by Anders Aslund, Peterson Institute for International Economics
A gaping hole in the current global economic architecture is the absence of a multilateral agreement on foreign direct investment (FDI). A multilateral investment agreement (MIA) was discussed extensively from 1970 to 1998 but never concluded. However, the need for such an agreement has increased in the last decade. FDI has grown substantially and now flows in both directions between developed and developing countries, with multinational corporations (MNCs) hailing from all parts of the world.
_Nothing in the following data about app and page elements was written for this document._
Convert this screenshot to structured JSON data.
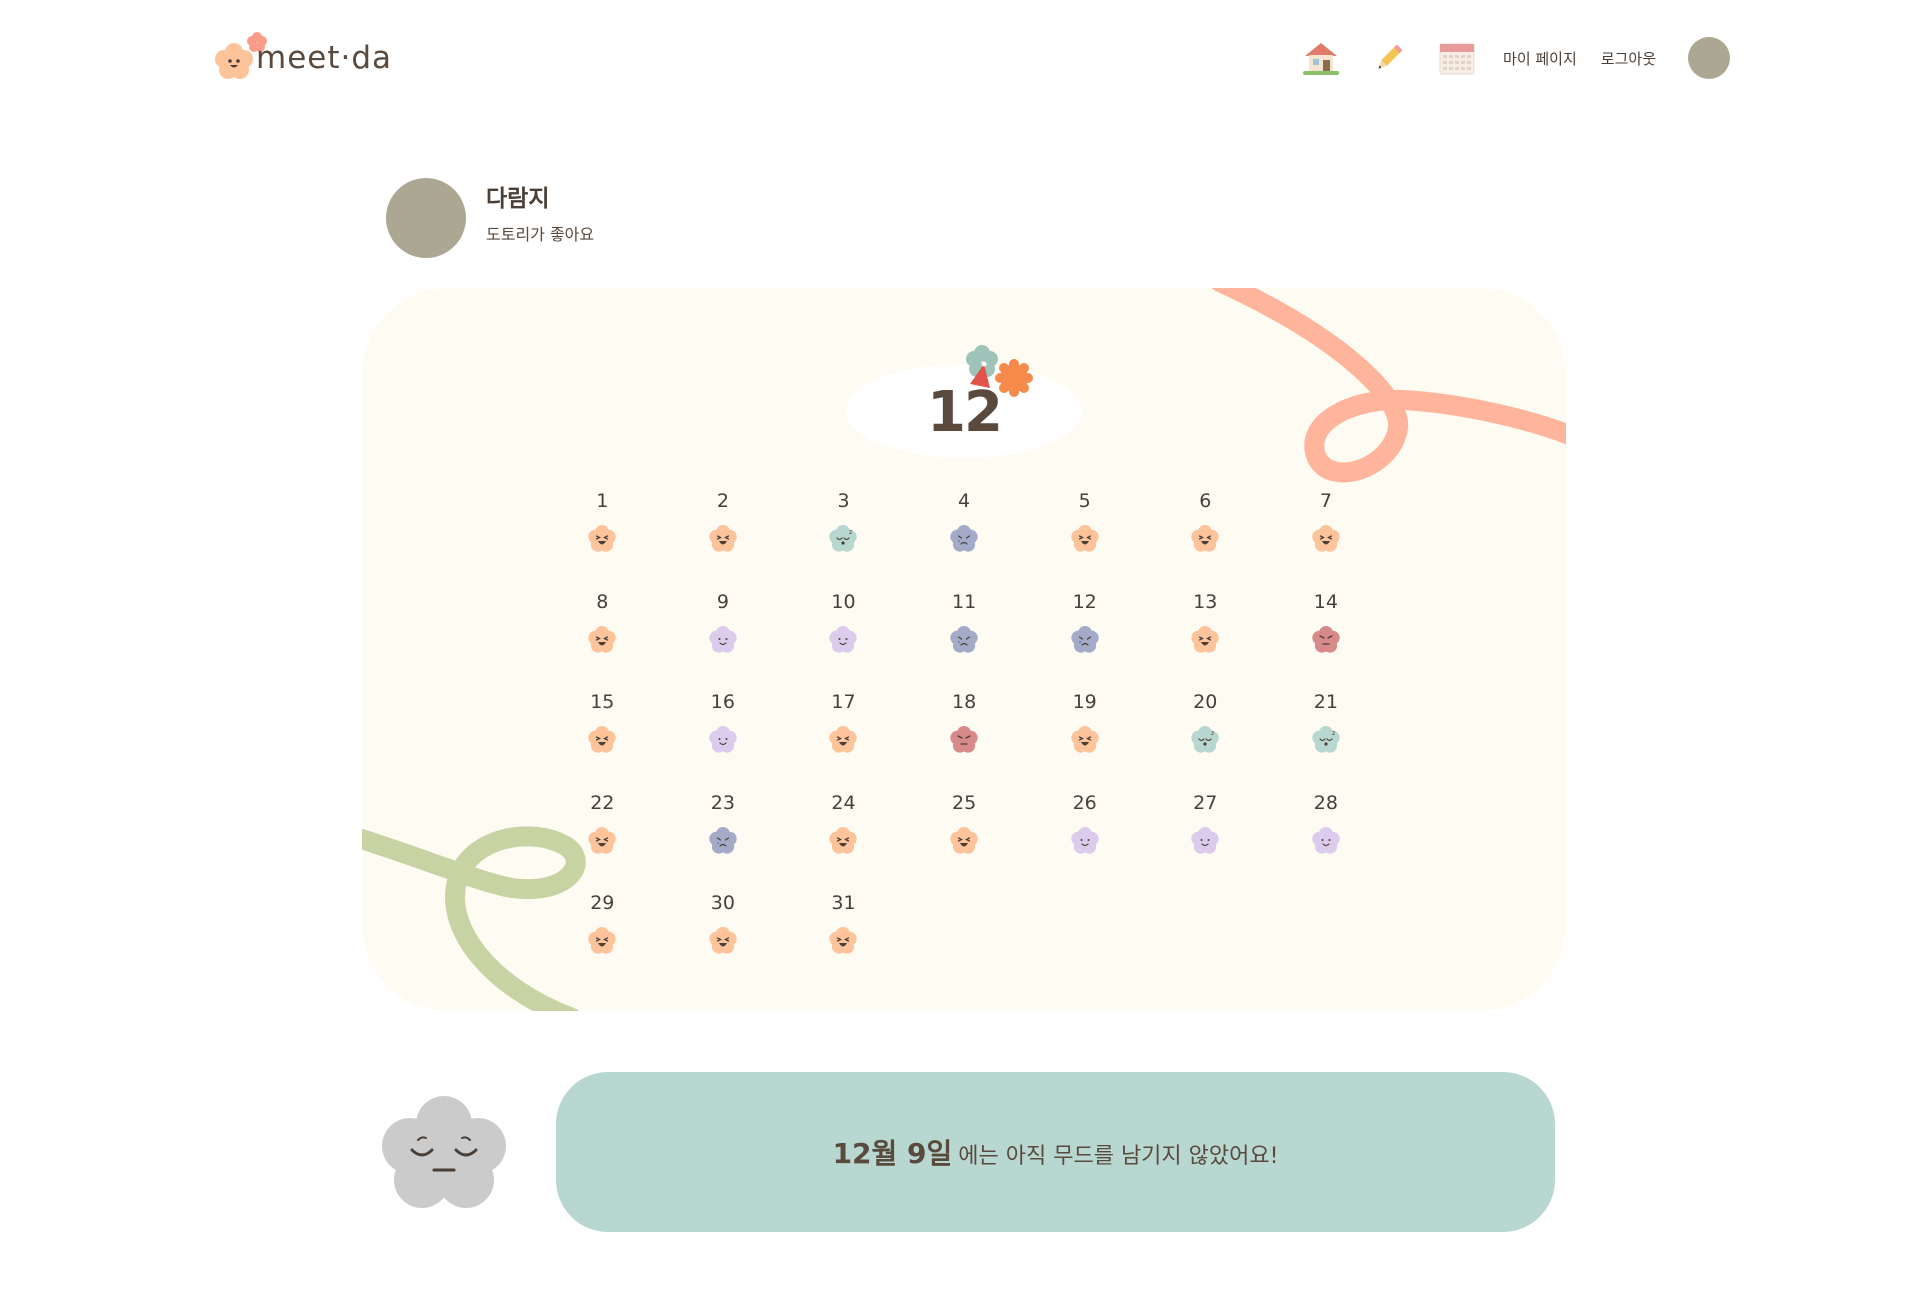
{
  "app": {
    "logo_text": "meet·da"
  },
  "nav": {
    "home_icon": "house-icon",
    "write_icon": "pencil-icon",
    "calendar_icon": "calendar-icon",
    "mypage_label": "마이 페이지",
    "logout_label": "로그아웃"
  },
  "profile": {
    "name": "다람지",
    "bio": "도토리가 좋아요"
  },
  "calendar": {
    "month": "12",
    "days": [
      {
        "day": "1",
        "mood": "happy"
      },
      {
        "day": "2",
        "mood": "happy"
      },
      {
        "day": "3",
        "mood": "sleepy"
      },
      {
        "day": "4",
        "mood": "sad"
      },
      {
        "day": "5",
        "mood": "happy"
      },
      {
        "day": "6",
        "mood": "happy"
      },
      {
        "day": "7",
        "mood": "happy"
      },
      {
        "day": "8",
        "mood": "happy"
      },
      {
        "day": "9",
        "mood": "calm"
      },
      {
        "day": "10",
        "mood": "calm"
      },
      {
        "day": "11",
        "mood": "sad"
      },
      {
        "day": "12",
        "mood": "sad"
      },
      {
        "day": "13",
        "mood": "happy"
      },
      {
        "day": "14",
        "mood": "angry"
      },
      {
        "day": "15",
        "mood": "happy"
      },
      {
        "day": "16",
        "mood": "calm"
      },
      {
        "day": "17",
        "mood": "happy"
      },
      {
        "day": "18",
        "mood": "angry"
      },
      {
        "day": "19",
        "mood": "happy"
      },
      {
        "day": "20",
        "mood": "sleepy"
      },
      {
        "day": "21",
        "mood": "sleepy"
      },
      {
        "day": "22",
        "mood": "happy"
      },
      {
        "day": "23",
        "mood": "sad"
      },
      {
        "day": "24",
        "mood": "happy"
      },
      {
        "day": "25",
        "mood": "happy"
      },
      {
        "day": "26",
        "mood": "calm"
      },
      {
        "day": "27",
        "mood": "calm"
      },
      {
        "day": "28",
        "mood": "calm"
      },
      {
        "day": "29",
        "mood": "happy"
      },
      {
        "day": "30",
        "mood": "happy"
      },
      {
        "day": "31",
        "mood": "happy"
      }
    ]
  },
  "moods": {
    "happy": {
      "color": "#fdc39a"
    },
    "calm": {
      "color": "#dccbec"
    },
    "sleepy": {
      "color": "#b7d7d0"
    },
    "sad": {
      "color": "#a3abc9"
    },
    "angry": {
      "color": "#d88a8a"
    }
  },
  "selected": {
    "date_label": "12월 9일",
    "message": "에는 아직 무드를 남기지 않았어요!",
    "mood_icon": "sleepy-cloud-icon"
  },
  "colors": {
    "accent_orange": "#ffb59c",
    "accent_green": "#c7d3a2",
    "message_bg": "#b7d7d0",
    "avatar": "#aca792",
    "card_bg": "#fefbf3"
  }
}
The numerous bilateral investment treaties warrant an international standardized set of rules for FDI. With investment now clearly identified with MNCs and integrated with trade, the World Trade Organization has emerged as a natural home of an MIA.
View full document [pdf]
Working Paper 12-16: Transactions: A New Look at Services Sector Foreign Direct Investment in Asia October 2012
Working Paper 08-7: Policy Liberalization and FDI Growth, 1982 to 2006 August 2008
Op-ed: Avoiding Another Dubai February 28, 2006
Book: Does Foreign Direct Investment Promote Development? May 2005